And I suspect I am not alone in nominating Queen classic Bohemian Rhapsody as the song that did it for me.

Not the whole song, of course. But “the heavy bit”.

“So you think you can stone me and spit in my eye?

So you think you can love me and leave me to die?”

The four minutes and eight seconds of balladry and operatic pomposity which precedes this magnificent aural explosion is very good in its own right.

But it’s that moment when Beelzebub puts a devil aside for me, for me, FOR ME that really sends my pulses racing.

Cue smoke bombs, explosions, pounding riffs, screeching solos and Freddy Mercury’s booming delivery fusing anger, despair and excitement .

The “heavy bit” actually lasts 39 seconds – check it out – before piano takes over from guitar and rock segues into pop once again.

But if ever 39 steps transported music fans on the stairway to heavenly rock music, then this was it.

Bohemian Rhapsody is the most famous track on the best-selling album ever released in the UK.

It was announced this week that Queen’s Greatest Hits, Volume One, with over 25 millions sales, was top of the pops.

And rightly so. There’s not a filler on the album with the possible exception of Flash, from the soundtrack of the same name.

It includes classics such as We Will Rock You, We Are The Champions, Another One Bites The Dust, Now I’m Here, Kind of Magic, Somebody To Love……each and every one identifiable to music fans across the generations.

Heavy metal, pure pop, funky disco – Queen hopped, skipped and jumped through the genres ensuring a fanbase as wide and varied as even The Beatles.

Hence the enduring appeal of Greatest Hits Vol 1.

Bohemian Rhapsody was released in late-1974 a few weeks before the album which featured it “Night At The Opera” hit the shelves.

It was one of the first albums I ever owned and to this day, it remains my favourite Queen album.

Actually, it’s far and away my favourite Queen album for one straightforward reason.

Queen, for all their many qualities, weren’t a great albums’ band.

Day At The Races, Sheer Heart Attack, The Miracle, News Of The World, The Works, all good, none of them outstanding.
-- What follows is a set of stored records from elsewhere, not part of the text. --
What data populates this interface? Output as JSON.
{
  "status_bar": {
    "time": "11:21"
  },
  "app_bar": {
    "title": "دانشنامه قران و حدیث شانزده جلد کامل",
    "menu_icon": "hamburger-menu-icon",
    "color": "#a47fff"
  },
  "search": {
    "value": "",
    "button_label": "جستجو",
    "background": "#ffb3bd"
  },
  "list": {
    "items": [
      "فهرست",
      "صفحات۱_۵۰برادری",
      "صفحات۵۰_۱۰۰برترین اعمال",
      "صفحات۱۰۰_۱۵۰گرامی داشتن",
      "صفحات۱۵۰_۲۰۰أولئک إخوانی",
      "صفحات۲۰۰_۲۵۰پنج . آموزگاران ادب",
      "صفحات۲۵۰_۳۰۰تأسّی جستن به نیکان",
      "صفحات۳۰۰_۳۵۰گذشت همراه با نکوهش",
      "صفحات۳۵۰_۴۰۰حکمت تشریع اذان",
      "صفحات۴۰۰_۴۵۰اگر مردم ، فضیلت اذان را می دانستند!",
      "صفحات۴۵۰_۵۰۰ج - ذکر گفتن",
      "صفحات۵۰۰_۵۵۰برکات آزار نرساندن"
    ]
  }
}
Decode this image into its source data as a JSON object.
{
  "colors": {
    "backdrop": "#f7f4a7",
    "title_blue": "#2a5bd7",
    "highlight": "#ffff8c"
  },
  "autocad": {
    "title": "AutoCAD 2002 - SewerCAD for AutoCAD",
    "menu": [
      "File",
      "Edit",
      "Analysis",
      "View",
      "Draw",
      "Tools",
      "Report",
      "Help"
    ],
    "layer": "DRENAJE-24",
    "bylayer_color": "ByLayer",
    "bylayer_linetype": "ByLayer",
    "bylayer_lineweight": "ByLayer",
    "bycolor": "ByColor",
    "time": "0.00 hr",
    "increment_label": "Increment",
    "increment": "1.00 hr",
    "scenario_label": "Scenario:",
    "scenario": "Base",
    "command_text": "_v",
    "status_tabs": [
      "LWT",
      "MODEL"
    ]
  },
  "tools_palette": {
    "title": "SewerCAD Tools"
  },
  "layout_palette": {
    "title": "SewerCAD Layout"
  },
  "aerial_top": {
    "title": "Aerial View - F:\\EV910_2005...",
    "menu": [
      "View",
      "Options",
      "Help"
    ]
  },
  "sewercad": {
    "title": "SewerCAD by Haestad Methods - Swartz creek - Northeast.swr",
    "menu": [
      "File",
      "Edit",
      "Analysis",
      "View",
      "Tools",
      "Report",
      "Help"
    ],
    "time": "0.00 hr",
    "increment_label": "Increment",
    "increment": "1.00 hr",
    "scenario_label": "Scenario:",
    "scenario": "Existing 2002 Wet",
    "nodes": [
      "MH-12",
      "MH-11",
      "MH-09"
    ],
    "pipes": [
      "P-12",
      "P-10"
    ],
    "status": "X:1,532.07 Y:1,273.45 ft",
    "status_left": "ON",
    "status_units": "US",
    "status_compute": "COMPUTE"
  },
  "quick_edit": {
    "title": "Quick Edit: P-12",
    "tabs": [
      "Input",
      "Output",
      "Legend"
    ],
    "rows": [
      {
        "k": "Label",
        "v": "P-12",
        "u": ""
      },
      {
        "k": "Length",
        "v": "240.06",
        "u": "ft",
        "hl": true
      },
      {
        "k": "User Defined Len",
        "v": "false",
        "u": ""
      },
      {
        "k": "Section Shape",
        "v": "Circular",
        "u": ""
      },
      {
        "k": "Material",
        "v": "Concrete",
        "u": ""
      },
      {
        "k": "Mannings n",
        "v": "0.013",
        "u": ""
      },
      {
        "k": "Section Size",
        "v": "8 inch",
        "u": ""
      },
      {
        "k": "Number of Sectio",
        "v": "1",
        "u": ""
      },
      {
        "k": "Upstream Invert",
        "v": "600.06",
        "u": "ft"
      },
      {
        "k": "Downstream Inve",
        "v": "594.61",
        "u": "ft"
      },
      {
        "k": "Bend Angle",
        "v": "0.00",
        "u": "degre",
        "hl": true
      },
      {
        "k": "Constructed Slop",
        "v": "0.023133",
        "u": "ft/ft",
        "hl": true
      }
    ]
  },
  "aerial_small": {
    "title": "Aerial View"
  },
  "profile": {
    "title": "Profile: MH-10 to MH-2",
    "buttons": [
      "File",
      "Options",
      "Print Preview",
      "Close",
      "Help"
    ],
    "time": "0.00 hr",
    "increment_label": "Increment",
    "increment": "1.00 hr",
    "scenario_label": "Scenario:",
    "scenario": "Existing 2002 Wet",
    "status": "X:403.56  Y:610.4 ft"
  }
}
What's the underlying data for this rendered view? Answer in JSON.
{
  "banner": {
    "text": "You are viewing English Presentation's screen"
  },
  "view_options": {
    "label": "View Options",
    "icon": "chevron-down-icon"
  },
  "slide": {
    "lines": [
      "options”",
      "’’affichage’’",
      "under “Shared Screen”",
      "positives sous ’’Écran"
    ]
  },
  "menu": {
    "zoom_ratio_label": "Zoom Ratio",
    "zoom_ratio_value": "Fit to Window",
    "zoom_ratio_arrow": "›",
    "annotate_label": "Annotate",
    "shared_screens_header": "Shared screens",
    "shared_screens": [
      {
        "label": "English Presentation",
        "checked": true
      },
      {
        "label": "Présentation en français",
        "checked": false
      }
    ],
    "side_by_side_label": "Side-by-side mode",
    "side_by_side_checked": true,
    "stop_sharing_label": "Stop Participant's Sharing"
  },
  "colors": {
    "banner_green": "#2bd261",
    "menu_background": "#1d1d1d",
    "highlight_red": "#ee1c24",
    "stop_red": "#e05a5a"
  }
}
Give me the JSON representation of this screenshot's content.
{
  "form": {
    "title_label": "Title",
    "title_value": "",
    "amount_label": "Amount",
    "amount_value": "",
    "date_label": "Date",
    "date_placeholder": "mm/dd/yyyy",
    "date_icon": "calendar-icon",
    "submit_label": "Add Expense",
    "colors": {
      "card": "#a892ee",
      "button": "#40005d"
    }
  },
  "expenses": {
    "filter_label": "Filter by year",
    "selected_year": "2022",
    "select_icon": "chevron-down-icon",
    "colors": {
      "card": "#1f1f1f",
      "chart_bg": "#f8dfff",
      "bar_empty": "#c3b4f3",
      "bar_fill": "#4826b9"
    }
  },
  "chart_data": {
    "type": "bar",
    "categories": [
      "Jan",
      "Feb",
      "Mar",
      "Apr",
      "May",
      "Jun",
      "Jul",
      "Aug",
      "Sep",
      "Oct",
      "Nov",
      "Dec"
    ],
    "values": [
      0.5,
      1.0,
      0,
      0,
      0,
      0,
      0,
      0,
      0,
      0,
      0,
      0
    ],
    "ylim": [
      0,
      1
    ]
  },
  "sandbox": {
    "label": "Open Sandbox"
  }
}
Classic interspersed by fillers.

Buy Queen Greatest Hits, Volumes One, Two and Three and essentially, you have their best tracks with only one or two omissions.

And most of them can be found on A Night At The Opera – the hauntingly beautiful Love Of My Life, the folksy ’39, prog epic The Prophets Song and raunchy opener Death On Two Legs.

But its piece de resistance and the track which catapulted Queen into the nation’s consciousness and provided yours truly with a lifelong musical template is Bohemian Rhapsody.

Ian Murtagh